Last night, after escaping the confines of the aforementioned day job, I made my way to the Gramercy Theater in Manhattan for the second night of New York By Norse. As a slightly late arrival at the ancient hour of 6:15PM, I missed an initial showcase of renowned artist Kim Holm’s works. I was instead greeted by the static burst of noise as the audience was treated to a teaser of a documentary celebrating Enslaved’s 25th anniversary. Watching founders Bjørnson and Grutle Kjellson talking about their rather ordinary origins and childhood passions was endearing and relatable as a fan of extreme music and the context provided was fascinating. While the half-hour or so of footage was enjoyable, it primarily heightened anticipation as I sucked down a $9 tallboy and waited to see the legends take stage.

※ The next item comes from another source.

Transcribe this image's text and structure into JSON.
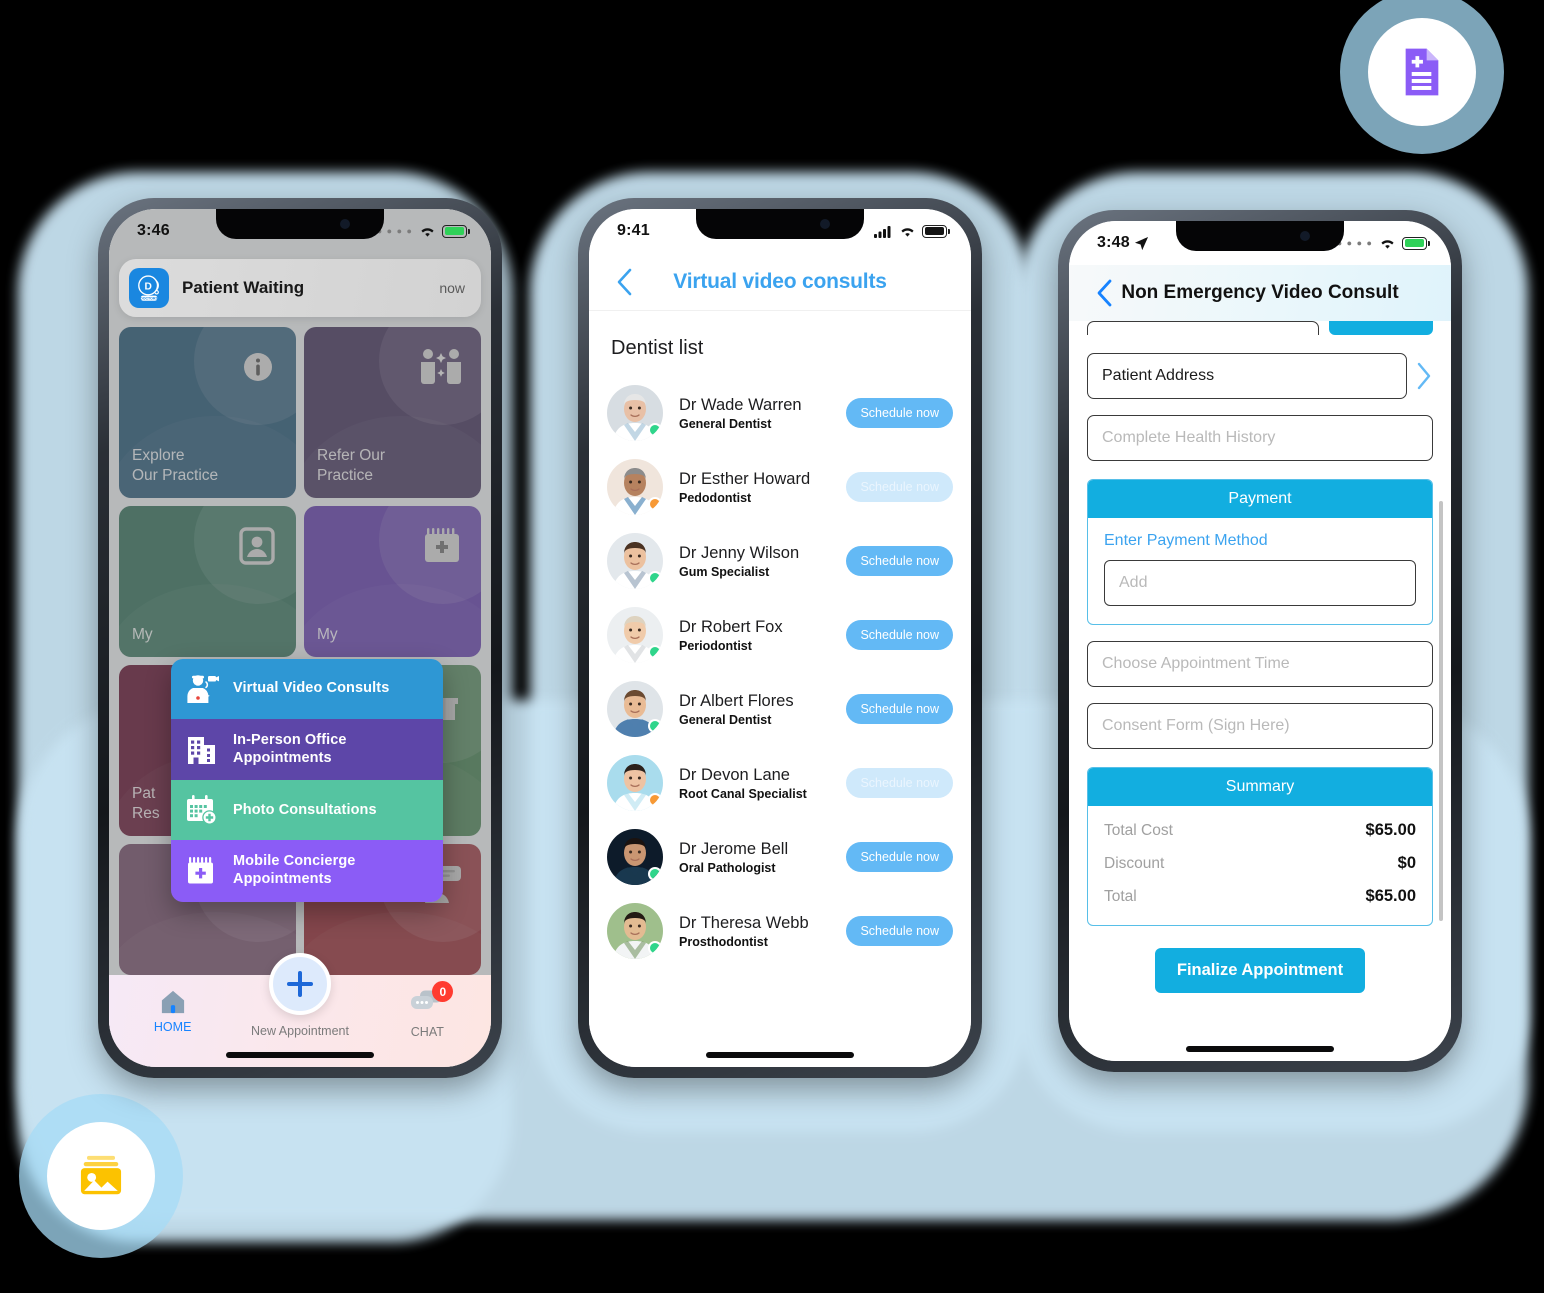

With pretty much no delay, Enslaved took the stage at 7:30 and cut right in with a set of classic material from their earlier years. While the band is over twenty years removed from much of the material they shared in this first set, it still came across with an urgency, professionalism, and sense of fun that made every moment a delight. While songs like “Heimdallr” and “Eld” were essential cuts that sounded every bit as impassioned and innovative as the band’s newest, more progressive-leaning material, the highlights were the deep cut “Allfadr Odinn” from the legendary Hordanes Land EP and an unexpected performance of “Havenless” from Below the Lights. I’d been speaking before the show about how great it’d be to see “Havenless” but how impossible it’d be to pull of the choral singing. With surprise appearances from Einar Selvik and Iver Sandøy to round out the vocal aspect of the song, it was every bit of a ride in the live setting as it was the first time it confused and overwhelmed my teenage ears.

Enslaved with Einar Selvik

After a brief intermission, the band returned to the stage to deliver a set of more modern material. With a wonderful mixture of fan favorites and deep cuts like “Return to Yggdrasil,” Enslaved highlighted the potential for even more diverse and melodic material to crush and excite in the live setting. Before departing from the stage, they shared a very special treat with the audience, inviting Selvik and Sandøy  to the stage once more to perform a song from this year’s Skuggsjá record, the monumental “Bøn Om Ending, Bøn Om Byrjing.” As an encore, the band returned with two more songs to close out a night of high spirits and deep history. When they took the stage again to the haunting keys of “As Fire Swept Clean the Earth,” I felt the hairs on the back of my neck stand on end. The very song that helped birth my passion for a band I’ve loved for well over a decade was possibly the best way for a show to end. Following it up with a track from Enslaved’s recent In Times album, “One Thousand Years of Rain” helped bring my musical adolescence and current place in life together in a beautiful way.



While Enslaved’s history and my own are not one and the same, it’s hard to follow a band’s music for so many years and not feel like it becomes a part of one’s own identity. In witnessing it live after so many years and watching the band explore so many parts of its own transformation, it felt like hearing some of my own parallel journeys documented in a musical format. Enslaved has spent 25 years capturing the spirit of a musical genre based on innovative and challenging attitudes. From the energy displayed on stage last night to the seemingly boundless enthusiasm that both the band and their fans share, it’s not too hard to imagine we’re in for another 25 years of creativity and shapeshifting from these talented Norwegians.